*** Opening DATA PROVIDED ***

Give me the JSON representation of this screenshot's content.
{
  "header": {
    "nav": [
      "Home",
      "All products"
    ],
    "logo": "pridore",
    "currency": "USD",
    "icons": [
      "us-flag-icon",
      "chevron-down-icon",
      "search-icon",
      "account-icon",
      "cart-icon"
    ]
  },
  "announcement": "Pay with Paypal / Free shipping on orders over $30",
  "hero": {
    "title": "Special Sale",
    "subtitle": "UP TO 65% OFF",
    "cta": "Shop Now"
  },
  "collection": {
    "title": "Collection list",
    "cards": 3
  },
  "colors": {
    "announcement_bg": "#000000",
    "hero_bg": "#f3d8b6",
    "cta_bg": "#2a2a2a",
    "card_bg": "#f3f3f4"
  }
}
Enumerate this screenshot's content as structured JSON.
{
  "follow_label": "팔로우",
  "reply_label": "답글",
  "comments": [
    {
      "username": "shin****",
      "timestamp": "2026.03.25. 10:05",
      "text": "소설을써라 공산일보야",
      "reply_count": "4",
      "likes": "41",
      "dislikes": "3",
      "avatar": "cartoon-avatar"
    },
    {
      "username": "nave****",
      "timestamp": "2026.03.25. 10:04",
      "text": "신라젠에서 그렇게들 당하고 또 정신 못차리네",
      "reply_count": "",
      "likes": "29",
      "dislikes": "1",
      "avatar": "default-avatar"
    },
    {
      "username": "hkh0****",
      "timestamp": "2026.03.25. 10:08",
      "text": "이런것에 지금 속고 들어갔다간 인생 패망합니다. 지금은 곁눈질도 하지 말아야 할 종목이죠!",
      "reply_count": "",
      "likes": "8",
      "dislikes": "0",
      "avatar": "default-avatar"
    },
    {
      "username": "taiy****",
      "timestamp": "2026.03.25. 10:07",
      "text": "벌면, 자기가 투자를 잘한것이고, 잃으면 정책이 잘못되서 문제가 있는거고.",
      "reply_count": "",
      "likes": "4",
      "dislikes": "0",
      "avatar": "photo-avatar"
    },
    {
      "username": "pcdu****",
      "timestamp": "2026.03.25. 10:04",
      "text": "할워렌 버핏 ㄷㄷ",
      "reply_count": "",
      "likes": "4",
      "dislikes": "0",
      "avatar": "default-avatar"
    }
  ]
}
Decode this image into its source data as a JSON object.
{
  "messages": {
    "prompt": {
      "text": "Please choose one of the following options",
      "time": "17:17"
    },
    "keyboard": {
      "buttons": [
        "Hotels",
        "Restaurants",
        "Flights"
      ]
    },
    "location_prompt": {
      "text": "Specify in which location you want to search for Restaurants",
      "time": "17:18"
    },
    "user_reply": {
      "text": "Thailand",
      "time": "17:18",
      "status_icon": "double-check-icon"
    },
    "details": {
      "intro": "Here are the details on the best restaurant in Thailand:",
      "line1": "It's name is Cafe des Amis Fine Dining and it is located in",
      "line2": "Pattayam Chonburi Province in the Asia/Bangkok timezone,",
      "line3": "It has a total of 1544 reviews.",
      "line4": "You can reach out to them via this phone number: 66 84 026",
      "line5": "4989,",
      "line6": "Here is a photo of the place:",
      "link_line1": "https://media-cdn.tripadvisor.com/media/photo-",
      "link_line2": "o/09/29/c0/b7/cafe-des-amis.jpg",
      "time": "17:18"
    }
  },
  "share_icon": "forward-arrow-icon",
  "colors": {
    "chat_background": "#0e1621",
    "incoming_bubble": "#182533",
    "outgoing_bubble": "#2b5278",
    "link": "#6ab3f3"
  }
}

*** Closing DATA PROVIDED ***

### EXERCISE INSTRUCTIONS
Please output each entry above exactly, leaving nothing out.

### THE COMPLETED TASK
Give me the JSON representation of this screenshot's content.
{
  "header": {
    "nav": [
      "Home",
      "All products"
    ],
    "logo": "pridore",
    "currency": "USD",
    "icons": [
      "us-flag-icon",
      "chevron-down-icon",
      "search-icon",
      "account-icon",
      "cart-icon"
    ]
  },
  "announcement": "Pay with Paypal / Free shipping on orders over $30",
  "hero": {
    "title": "Special Sale",
    "subtitle": "UP TO 65% OFF",
    "cta": "Shop Now"
  },
  "collection": {
    "title": "Collection list",
    "cards": 3
  },
  "colors": {
    "announcement_bg": "#000000",
    "hero_bg": "#f3d8b6",
    "cta_bg": "#2a2a2a",
    "card_bg": "#f3f3f4"
  }
}
Enumerate this screenshot's content as structured JSON.
{
  "follow_label": "팔로우",
  "reply_label": "답글",
  "comments": [
    {
      "username": "shin****",
      "timestamp": "2026.03.25. 10:05",
      "text": "소설을써라 공산일보야",
      "reply_count": "4",
      "likes": "41",
      "dislikes": "3",
      "avatar": "cartoon-avatar"
    },
    {
      "username": "nave****",
      "timestamp": "2026.03.25. 10:04",
      "text": "신라젠에서 그렇게들 당하고 또 정신 못차리네",
      "reply_count": "",
      "likes": "29",
      "dislikes": "1",
      "avatar": "default-avatar"
    },
    {
      "username": "hkh0****",
      "timestamp": "2026.03.25. 10:08",
      "text": "이런것에 지금 속고 들어갔다간 인생 패망합니다. 지금은 곁눈질도 하지 말아야 할 종목이죠!",
      "reply_count": "",
      "likes": "8",
      "dislikes": "0",
      "avatar": "default-avatar"
    },
    {
      "username": "taiy****",
      "timestamp": "2026.03.25. 10:07",
      "text": "벌면, 자기가 투자를 잘한것이고, 잃으면 정책이 잘못되서 문제가 있는거고.",
      "reply_count": "",
      "likes": "4",
      "dislikes": "0",
      "avatar": "photo-avatar"
    },
    {
      "username": "pcdu****",
      "timestamp": "2026.03.25. 10:04",
      "text": "할워렌 버핏 ㄷㄷ",
      "reply_count": "",
      "likes": "4",
      "dislikes": "0",
      "avatar": "default-avatar"
    }
  ]
}
Decode this image into its source data as a JSON object.
{
  "messages": {
    "prompt": {
      "text": "Please choose one of the following options",
      "time": "17:17"
    },
    "keyboard": {
      "buttons": [
        "Hotels",
        "Restaurants",
        "Flights"
      ]
    },
    "location_prompt": {
      "text": "Specify in which location you want to search for Restaurants",
      "time": "17:18"
    },
    "user_reply": {
      "text": "Thailand",
      "time": "17:18",
      "status_icon": "double-check-icon"
    },
    "details": {
      "intro": "Here are the details on the best restaurant in Thailand:",
      "line1": "It's name is Cafe des Amis Fine Dining and it is located in",
      "line2": "Pattayam Chonburi Province in the Asia/Bangkok timezone,",
      "line3": "It has a total of 1544 reviews.",
      "line4": "You can reach out to them via this phone number: 66 84 026",
      "line5": "4989,",
      "line6": "Here is a photo of the place:",
      "link_line1": "https://media-cdn.tripadvisor.com/media/photo-",
      "link_line2": "o/09/29/c0/b7/cafe-des-amis.jpg",
      "time": "17:18"
    }
  },
  "share_icon": "forward-arrow-icon",
  "colors": {
    "chat_background": "#0e1621",
    "incoming_bubble": "#182533",
    "outgoing_bubble": "#2b5278",
    "link": "#6ab3f3"
  }
}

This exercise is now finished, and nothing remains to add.